Assignment:
Retype the whole listing below, character for character.

────────────────────────────────────────

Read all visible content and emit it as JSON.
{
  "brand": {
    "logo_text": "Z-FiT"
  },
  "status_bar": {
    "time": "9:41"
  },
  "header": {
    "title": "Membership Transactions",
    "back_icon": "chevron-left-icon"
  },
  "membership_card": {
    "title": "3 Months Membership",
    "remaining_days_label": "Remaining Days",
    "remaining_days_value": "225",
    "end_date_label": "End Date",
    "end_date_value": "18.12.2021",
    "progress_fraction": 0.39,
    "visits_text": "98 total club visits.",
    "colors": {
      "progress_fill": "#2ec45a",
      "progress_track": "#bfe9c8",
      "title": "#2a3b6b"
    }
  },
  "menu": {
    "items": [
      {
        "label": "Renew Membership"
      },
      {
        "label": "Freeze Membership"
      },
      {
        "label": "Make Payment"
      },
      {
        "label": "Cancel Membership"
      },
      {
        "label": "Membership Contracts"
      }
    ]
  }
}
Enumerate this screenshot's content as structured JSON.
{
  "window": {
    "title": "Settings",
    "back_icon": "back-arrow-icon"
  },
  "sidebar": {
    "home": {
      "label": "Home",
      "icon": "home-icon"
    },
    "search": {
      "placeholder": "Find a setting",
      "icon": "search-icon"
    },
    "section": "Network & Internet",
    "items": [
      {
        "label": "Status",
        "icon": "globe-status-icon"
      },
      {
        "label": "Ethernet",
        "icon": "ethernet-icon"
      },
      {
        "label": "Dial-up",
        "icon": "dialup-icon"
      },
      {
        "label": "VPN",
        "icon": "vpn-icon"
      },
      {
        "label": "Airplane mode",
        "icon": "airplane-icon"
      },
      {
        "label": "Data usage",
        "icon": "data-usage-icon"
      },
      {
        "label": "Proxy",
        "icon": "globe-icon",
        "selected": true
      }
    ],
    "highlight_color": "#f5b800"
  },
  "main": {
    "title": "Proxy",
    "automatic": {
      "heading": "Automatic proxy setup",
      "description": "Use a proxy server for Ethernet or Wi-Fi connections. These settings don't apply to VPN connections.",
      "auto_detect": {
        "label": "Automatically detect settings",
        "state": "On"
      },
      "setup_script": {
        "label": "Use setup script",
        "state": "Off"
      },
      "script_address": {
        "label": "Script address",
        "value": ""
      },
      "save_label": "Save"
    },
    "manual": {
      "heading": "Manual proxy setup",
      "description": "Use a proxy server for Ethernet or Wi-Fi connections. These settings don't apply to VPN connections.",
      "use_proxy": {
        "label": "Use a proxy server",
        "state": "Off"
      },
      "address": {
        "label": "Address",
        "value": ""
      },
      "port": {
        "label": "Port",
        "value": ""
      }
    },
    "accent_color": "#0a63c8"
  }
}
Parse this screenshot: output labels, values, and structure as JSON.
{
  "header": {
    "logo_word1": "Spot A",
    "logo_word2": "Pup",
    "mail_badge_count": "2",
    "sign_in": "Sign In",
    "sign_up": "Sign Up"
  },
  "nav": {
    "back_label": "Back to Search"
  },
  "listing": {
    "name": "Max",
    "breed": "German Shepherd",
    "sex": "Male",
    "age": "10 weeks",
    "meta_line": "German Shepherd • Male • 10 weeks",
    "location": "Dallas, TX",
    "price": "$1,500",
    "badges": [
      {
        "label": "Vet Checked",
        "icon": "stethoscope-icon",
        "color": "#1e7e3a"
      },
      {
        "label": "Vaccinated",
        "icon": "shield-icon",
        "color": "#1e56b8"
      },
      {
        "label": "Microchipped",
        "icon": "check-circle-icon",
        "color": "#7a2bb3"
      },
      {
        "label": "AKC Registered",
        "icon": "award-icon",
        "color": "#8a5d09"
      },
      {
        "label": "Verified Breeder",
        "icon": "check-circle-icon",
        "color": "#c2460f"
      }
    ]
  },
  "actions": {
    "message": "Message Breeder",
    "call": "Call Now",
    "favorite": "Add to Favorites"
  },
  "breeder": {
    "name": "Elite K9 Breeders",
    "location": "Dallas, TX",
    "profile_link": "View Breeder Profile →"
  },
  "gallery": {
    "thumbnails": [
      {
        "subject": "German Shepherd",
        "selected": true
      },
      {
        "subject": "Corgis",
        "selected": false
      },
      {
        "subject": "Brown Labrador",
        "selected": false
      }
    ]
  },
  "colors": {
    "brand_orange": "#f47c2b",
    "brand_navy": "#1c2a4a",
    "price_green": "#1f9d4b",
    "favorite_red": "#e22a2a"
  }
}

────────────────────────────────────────

Task result:
Read all visible content and emit it as JSON.
{
  "brand": {
    "logo_text": "Z-FiT"
  },
  "status_bar": {
    "time": "9:41"
  },
  "header": {
    "title": "Membership Transactions",
    "back_icon": "chevron-left-icon"
  },
  "membership_card": {
    "title": "3 Months Membership",
    "remaining_days_label": "Remaining Days",
    "remaining_days_value": "225",
    "end_date_label": "End Date",
    "end_date_value": "18.12.2021",
    "progress_fraction": 0.39,
    "visits_text": "98 total club visits.",
    "colors": {
      "progress_fill": "#2ec45a",
      "progress_track": "#bfe9c8",
      "title": "#2a3b6b"
    }
  },
  "menu": {
    "items": [
      {
        "label": "Renew Membership"
      },
      {
        "label": "Freeze Membership"
      },
      {
        "label": "Make Payment"
      },
      {
        "label": "Cancel Membership"
      },
      {
        "label": "Membership Contracts"
      }
    ]
  }
}
Enumerate this screenshot's content as structured JSON.
{
  "window": {
    "title": "Settings",
    "back_icon": "back-arrow-icon"
  },
  "sidebar": {
    "home": {
      "label": "Home",
      "icon": "home-icon"
    },
    "search": {
      "placeholder": "Find a setting",
      "icon": "search-icon"
    },
    "section": "Network & Internet",
    "items": [
      {
        "label": "Status",
        "icon": "globe-status-icon"
      },
      {
        "label": "Ethernet",
        "icon": "ethernet-icon"
      },
      {
        "label": "Dial-up",
        "icon": "dialup-icon"
      },
      {
        "label": "VPN",
        "icon": "vpn-icon"
      },
      {
        "label": "Airplane mode",
        "icon": "airplane-icon"
      },
      {
        "label": "Data usage",
        "icon": "data-usage-icon"
      },
      {
        "label": "Proxy",
        "icon": "globe-icon",
        "selected": true
      }
    ],
    "highlight_color": "#f5b800"
  },
  "main": {
    "title": "Proxy",
    "automatic": {
      "heading": "Automatic proxy setup",
      "description": "Use a proxy server for Ethernet or Wi-Fi connections. These settings don't apply to VPN connections.",
      "auto_detect": {
        "label": "Automatically detect settings",
        "state": "On"
      },
      "setup_script": {
        "label": "Use setup script",
        "state": "Off"
      },
      "script_address": {
        "label": "Script address",
        "value": ""
      },
      "save_label": "Save"
    },
    "manual": {
      "heading": "Manual proxy setup",
      "description": "Use a proxy server for Ethernet or Wi-Fi connections. These settings don't apply to VPN connections.",
      "use_proxy": {
        "label": "Use a proxy server",
        "state": "Off"
      },
      "address": {
        "label": "Address",
        "value": ""
      },
      "port": {
        "label": "Port",
        "value": ""
      }
    },
    "accent_color": "#0a63c8"
  }
}
Parse this screenshot: output labels, values, and structure as JSON.
{
  "header": {
    "logo_word1": "Spot A",
    "logo_word2": "Pup",
    "mail_badge_count": "2",
    "sign_in": "Sign In",
    "sign_up": "Sign Up"
  },
  "nav": {
    "back_label": "Back to Search"
  },
  "listing": {
    "name": "Max",
    "breed": "German Shepherd",
    "sex": "Male",
    "age": "10 weeks",
    "meta_line": "German Shepherd • Male • 10 weeks",
    "location": "Dallas, TX",
    "price": "$1,500",
    "badges": [
      {
        "label": "Vet Checked",
        "icon": "stethoscope-icon",
        "color": "#1e7e3a"
      },
      {
        "label": "Vaccinated",
        "icon": "shield-icon",
        "color": "#1e56b8"
      },
      {
        "label": "Microchipped",
        "icon": "check-circle-icon",
        "color": "#7a2bb3"
      },
      {
        "label": "AKC Registered",
        "icon": "award-icon",
        "color": "#8a5d09"
      },
      {
        "label": "Verified Breeder",
        "icon": "check-circle-icon",
        "color": "#c2460f"
      }
    ]
  },
  "actions": {
    "message": "Message Breeder",
    "call": "Call Now",
    "favorite": "Add to Favorites"
  },
  "breeder": {
    "name": "Elite K9 Breeders",
    "location": "Dallas, TX",
    "profile_link": "View Breeder Profile →"
  },
  "gallery": {
    "thumbnails": [
      {
        "subject": "German Shepherd",
        "selected": true
      },
      {
        "subject": "Corgis",
        "selected": false
      },
      {
        "subject": "Brown Labrador",
        "selected": false
      }
    ]
  },
  "colors": {
    "brand_orange": "#f47c2b",
    "brand_navy": "#1c2a4a",
    "price_green": "#1f9d4b",
    "favorite_red": "#e22a2a"
  }
}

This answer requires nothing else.